» **What needs to be done**: Wherever "label" occurs in the entries, copy the line that holds it.

-- Records for this task follows --

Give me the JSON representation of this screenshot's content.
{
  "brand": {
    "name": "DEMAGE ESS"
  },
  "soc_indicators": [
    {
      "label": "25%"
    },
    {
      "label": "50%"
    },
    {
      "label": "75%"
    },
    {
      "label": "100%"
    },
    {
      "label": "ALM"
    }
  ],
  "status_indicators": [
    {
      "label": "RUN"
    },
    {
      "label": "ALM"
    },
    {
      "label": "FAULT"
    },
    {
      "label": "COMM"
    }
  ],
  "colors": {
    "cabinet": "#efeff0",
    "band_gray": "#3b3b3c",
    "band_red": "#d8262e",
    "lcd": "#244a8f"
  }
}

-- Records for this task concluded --

» **Answer space**:
      "label": "25%"
      "label": "50%"
      "label": "75%"
      "label": "100%"
      "label": "ALM"
      "label": "RUN"
      "label": "ALM"
      "label": "FAULT"
      "label": "COMM"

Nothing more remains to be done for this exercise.